Company culture seems to be all the rage these days, and that’s not without merit. Weaving the fabric of a strong company culture can be vital to the success of a company. More importantly, it has the ability to dictate whether or not the long-term growth will be relatively stable, or collapse over time. Company culture is intrinsically focused on the internal aspects of a company, but I think there’s one aspect company culture often forgets to take into account: the newcomer.
Back about a year ago, I joined a startup as CMO and the only other person working on the project. As then-founders, one of our first conversations was about company culture. Everything from the type of employees we wanted to hire, to the philosophical beliefs about the company, the design of the future office space, and where we saw the company in 5 years (from a culture perspective).
After that conversation, it dawned on me just how important (and early) company culture should be for just about any business. Over the years, and as a consultant, I have had the opportunity to be a part of several different work cultures. Varying anywhere from a few weeks to several months at a time, these windows into a company’s culture provided such an interesting snapshot of not just what the existing culture was like, but how any given group adapted to a new member (even if temporary).
Here are five things I have noticed that I would deem as important to a company culture when bringing in a newcomer:
1. A BIG WELCOME
It’s strangly odd for a new person to come into a company/department and not a single person knows who you are besides the person in charge or hiring manager. This makes it awkward for both parties! Get the new hire well-acquainted (division for larger company, everyone for a startup/smaller company) with whom the other people he/she will be working.
2. REMOVE (MOST) OF THE GUESS WORK
There’s nothing more iritating than when a new hire is brought into a fresh work environment, sat down at a desk on his/her first day, then told to “get to work” with a vague list of objectives (at best). That doesn’t set anyone up for success. You’ve invested in a new hire, now give him a chance to show off what he can do!
3. GET YOUR ONBOARDING STRAIGHT
This goes hand-in-hand with the previous point but a bit more granular. Things like having the email set up, making sure the new hire has proper access to applications, logins…IE the things needed to do the job. Why wait till the day of? By creating a smooth onboaring system, you’re showing that you care about the arrival of the new hire and his/her success in their role and the company. Making this a haphazard process shows an acute amount of disorganization on the operational side of things and will make your new hire wonder whether or not it was the right decision to join.
4. ENCOURAGE INTERACTION

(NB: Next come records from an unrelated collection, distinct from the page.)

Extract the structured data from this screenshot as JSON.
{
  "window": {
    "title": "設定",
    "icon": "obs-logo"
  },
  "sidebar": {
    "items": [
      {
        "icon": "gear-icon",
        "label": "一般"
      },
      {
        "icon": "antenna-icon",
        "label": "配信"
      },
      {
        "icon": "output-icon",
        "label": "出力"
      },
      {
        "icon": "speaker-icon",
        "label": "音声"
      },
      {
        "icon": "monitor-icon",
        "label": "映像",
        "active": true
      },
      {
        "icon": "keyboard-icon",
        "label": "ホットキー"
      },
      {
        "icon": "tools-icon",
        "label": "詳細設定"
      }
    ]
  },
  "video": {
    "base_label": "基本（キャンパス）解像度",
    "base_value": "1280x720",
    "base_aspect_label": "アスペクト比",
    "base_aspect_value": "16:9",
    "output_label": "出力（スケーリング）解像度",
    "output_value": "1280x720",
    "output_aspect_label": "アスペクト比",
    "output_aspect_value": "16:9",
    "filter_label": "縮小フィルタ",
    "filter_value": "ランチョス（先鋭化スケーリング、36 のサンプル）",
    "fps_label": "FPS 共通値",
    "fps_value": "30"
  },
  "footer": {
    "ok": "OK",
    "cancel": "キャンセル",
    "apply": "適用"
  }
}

People spend much time at work, so it would make sense that you should get to know your coworers a bit. It’s incredible how many companies don’t encourage coworkers (again same department, or broader if a small company) to get to know each other. Now, much of this may be organic if new hire is outgoing, but what if he/she isn’t? Sooner or later, people around new hire will begin to feel a bit uneasy not knowing who their coworker is. Provide an outlet for this.

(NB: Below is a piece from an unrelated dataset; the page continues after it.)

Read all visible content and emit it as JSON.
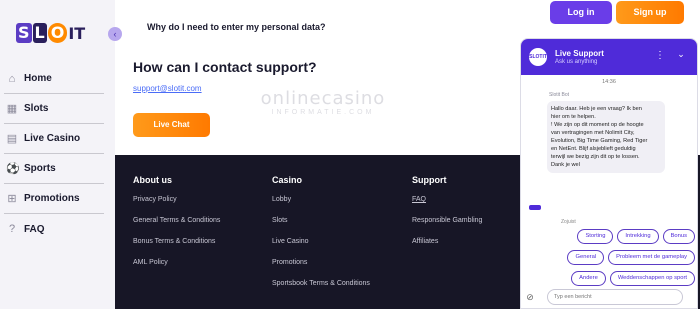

5. BE CLEAR ABOUT EXPECTATIONS
Although this is likely laid out during the hiring process, the first day/week can seem a bit nebulous if it’s not laid out correctly. The last thing you want is a new hire coming into a job without a clearly defined path to success. You’re breeding doubt right away. Don’t let it get to that. Create a list for new hire to hit the ground running and start strong. This includes tasks, deadlines, workflows, etc.
Lastly, there’s the dreaded nepotism. Nepotism is likely more found in family-run companies, but it can happen anywhere where the core unit of a company becomes more exclusive that inclusive. This makes it incredibly difficult for new hires so break into the company culture. It feels like Junior High all over again. Don’t make this mistake.
Overall, these are just my opinions and observations from past experiences. If you have your own thoughts, or maybe disagree entirely, feel free to share your notes in the comments section below.